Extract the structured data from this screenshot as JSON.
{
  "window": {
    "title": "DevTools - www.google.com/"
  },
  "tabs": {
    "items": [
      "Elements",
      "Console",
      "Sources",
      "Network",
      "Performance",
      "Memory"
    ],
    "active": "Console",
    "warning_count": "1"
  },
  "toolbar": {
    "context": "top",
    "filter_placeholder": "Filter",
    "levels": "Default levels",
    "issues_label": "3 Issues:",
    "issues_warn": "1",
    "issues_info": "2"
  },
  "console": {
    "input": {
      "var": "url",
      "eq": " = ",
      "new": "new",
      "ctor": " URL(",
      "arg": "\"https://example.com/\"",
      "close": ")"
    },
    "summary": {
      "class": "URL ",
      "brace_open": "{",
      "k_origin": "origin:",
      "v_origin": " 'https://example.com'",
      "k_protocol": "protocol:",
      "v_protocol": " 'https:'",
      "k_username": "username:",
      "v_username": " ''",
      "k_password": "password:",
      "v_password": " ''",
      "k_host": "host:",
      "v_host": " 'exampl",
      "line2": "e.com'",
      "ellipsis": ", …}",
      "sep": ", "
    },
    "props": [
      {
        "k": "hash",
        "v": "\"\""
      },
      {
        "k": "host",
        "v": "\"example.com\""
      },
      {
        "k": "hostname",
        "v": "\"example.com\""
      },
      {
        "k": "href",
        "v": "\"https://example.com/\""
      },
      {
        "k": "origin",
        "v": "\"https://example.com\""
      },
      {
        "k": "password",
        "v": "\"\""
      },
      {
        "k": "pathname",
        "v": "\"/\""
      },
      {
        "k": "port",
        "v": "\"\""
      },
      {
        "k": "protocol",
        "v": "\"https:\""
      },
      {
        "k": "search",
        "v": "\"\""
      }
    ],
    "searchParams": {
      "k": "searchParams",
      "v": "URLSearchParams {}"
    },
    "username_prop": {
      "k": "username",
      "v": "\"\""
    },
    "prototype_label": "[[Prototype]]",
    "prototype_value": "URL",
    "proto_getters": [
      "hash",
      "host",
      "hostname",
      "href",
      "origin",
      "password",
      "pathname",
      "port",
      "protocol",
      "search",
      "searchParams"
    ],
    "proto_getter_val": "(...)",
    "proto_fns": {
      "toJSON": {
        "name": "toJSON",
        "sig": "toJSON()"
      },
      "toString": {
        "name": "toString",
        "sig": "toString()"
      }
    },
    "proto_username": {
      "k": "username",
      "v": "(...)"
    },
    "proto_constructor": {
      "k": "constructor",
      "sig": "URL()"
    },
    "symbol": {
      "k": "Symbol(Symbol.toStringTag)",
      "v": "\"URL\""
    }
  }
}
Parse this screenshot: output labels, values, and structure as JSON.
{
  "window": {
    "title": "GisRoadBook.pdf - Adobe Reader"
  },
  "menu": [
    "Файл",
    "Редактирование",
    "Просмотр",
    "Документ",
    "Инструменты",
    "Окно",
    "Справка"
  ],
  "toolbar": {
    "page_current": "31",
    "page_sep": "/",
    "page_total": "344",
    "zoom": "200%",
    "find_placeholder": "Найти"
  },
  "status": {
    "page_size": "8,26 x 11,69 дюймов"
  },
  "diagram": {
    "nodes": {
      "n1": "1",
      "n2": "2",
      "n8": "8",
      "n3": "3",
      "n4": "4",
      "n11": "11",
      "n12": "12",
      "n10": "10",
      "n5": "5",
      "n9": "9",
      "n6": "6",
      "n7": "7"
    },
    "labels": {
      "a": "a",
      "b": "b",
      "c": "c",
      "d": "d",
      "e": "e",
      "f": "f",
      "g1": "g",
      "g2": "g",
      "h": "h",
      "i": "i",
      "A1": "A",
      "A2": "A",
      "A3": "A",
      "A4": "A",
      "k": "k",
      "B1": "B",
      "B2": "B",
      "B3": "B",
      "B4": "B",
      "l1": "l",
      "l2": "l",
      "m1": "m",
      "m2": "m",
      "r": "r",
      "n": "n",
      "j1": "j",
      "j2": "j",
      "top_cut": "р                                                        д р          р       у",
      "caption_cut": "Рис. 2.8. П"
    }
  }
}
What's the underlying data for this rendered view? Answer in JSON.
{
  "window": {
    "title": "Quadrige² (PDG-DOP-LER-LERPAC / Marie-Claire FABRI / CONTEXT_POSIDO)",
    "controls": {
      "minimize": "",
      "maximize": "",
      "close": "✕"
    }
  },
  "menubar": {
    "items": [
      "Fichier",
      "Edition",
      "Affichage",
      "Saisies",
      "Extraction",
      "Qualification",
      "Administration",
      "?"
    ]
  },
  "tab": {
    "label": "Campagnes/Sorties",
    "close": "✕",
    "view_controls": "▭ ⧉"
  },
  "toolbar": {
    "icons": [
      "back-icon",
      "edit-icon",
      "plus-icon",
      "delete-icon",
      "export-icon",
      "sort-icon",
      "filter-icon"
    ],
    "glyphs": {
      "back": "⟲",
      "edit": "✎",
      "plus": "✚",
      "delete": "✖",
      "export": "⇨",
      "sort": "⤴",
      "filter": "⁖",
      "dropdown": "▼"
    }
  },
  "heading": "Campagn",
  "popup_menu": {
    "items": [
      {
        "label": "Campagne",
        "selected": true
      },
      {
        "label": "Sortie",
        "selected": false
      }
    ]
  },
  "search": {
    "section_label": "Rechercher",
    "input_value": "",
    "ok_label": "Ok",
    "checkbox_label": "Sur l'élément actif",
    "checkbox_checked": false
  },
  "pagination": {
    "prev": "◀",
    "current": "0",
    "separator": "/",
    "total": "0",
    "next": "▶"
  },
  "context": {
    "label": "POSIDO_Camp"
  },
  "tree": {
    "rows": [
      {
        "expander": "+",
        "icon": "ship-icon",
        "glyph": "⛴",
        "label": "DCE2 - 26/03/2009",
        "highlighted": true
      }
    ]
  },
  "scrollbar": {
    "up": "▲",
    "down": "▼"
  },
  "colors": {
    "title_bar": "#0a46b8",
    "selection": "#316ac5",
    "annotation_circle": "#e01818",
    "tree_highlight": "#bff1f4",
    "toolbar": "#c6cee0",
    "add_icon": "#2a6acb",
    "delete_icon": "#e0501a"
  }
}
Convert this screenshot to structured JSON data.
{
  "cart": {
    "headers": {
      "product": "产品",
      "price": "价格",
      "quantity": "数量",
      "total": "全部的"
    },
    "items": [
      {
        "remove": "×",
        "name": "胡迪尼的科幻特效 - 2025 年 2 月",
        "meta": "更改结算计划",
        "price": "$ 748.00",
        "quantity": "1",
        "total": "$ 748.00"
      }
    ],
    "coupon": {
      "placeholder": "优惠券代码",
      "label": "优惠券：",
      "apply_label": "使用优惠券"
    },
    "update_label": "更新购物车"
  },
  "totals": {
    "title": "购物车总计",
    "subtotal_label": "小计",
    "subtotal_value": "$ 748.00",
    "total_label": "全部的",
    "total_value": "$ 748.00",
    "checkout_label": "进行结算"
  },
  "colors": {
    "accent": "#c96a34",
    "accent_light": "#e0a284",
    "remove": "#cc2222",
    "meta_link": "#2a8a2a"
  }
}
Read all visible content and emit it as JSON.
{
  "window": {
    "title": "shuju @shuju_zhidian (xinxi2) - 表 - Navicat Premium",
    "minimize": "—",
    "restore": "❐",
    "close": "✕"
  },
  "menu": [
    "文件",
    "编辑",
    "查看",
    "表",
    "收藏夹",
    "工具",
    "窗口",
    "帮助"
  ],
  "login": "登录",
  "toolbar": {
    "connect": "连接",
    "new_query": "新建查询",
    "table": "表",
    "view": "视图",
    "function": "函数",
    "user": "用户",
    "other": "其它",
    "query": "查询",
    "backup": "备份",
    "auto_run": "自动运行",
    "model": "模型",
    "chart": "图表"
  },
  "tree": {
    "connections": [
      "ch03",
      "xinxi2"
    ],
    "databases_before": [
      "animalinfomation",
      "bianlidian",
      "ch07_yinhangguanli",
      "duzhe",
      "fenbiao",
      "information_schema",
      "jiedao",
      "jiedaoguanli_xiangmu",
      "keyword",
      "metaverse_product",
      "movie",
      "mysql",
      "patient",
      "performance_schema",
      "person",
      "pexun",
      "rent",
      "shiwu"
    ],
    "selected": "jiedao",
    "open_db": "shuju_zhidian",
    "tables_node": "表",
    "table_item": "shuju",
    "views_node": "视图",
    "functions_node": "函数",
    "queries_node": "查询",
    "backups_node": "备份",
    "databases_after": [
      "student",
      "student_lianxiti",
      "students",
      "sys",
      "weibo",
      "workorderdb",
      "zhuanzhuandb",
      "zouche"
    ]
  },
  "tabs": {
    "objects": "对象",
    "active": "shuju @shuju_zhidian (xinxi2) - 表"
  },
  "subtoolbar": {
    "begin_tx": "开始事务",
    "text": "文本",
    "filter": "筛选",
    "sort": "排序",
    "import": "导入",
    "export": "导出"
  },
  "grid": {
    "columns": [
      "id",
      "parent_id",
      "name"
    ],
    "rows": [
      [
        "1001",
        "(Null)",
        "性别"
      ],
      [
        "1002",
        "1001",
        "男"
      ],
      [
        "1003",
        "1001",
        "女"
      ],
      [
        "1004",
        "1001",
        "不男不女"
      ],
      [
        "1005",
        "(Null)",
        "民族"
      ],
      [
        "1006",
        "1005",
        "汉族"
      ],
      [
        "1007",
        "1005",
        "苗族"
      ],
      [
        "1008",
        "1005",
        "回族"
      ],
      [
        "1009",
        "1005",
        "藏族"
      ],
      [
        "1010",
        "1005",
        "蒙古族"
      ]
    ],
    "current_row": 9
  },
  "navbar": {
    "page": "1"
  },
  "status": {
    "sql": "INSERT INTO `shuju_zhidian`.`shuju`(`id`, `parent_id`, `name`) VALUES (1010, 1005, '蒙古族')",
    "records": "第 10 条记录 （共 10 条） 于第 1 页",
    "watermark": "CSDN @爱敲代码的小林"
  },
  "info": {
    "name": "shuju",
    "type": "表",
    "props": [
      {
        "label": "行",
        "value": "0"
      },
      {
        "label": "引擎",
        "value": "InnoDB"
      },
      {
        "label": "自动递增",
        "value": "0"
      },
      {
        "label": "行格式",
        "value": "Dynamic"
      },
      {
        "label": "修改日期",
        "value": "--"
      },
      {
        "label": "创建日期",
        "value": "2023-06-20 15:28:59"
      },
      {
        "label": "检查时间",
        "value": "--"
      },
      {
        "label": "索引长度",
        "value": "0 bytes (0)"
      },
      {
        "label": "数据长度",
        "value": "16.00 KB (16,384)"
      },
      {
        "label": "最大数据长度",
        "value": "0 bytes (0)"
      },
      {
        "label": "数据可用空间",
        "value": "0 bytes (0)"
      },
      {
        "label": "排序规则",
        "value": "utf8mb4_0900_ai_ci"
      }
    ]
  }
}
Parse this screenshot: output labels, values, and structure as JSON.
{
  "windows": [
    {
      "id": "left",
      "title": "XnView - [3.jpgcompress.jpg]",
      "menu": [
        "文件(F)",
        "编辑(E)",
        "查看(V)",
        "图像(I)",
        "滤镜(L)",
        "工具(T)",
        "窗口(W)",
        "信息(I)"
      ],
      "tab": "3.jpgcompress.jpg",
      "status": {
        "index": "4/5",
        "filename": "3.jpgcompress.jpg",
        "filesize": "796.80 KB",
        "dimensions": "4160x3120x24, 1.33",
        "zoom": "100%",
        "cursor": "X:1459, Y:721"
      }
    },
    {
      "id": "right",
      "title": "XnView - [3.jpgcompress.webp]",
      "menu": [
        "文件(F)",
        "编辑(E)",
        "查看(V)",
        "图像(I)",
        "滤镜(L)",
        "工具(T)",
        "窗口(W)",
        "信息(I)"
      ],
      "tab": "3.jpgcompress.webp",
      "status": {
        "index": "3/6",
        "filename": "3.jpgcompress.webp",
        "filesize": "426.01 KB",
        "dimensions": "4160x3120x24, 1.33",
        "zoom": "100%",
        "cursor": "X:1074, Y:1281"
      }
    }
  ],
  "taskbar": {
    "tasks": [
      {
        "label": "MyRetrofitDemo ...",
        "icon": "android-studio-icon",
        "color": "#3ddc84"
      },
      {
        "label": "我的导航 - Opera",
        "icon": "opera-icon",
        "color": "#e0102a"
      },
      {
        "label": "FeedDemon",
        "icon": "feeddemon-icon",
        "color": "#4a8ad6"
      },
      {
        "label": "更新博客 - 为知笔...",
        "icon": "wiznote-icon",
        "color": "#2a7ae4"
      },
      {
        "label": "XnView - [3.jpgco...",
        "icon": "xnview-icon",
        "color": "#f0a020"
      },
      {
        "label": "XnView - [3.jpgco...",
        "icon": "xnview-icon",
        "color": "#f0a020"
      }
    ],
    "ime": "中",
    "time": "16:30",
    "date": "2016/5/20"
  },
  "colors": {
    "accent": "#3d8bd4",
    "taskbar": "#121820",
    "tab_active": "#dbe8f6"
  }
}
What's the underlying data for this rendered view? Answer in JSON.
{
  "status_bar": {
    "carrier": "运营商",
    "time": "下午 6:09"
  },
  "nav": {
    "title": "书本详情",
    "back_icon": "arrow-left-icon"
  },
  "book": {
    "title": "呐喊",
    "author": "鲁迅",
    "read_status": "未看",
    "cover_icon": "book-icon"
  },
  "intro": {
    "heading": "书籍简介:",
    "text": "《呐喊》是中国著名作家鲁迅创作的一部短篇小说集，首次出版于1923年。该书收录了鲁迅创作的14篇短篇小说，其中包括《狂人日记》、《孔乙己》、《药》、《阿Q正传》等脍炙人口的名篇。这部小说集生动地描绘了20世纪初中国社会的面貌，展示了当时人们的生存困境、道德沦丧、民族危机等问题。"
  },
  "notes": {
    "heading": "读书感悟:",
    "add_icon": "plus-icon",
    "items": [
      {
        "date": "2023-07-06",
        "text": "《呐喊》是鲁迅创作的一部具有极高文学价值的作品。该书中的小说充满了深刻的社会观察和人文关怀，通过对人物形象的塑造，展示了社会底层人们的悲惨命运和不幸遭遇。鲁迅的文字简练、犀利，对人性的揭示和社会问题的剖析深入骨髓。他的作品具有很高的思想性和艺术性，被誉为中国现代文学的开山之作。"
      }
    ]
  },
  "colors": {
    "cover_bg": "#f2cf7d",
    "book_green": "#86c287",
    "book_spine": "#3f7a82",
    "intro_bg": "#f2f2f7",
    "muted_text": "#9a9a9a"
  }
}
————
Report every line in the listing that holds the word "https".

      "arg": "\"https://example.com/\"",
      "v_origin": " 'https://example.com'",
      "v_protocol": " 'https:'",
        "v": "\"https://example.com/\""
        "v": "\"https://example.com\""
        "v": "\"https:\""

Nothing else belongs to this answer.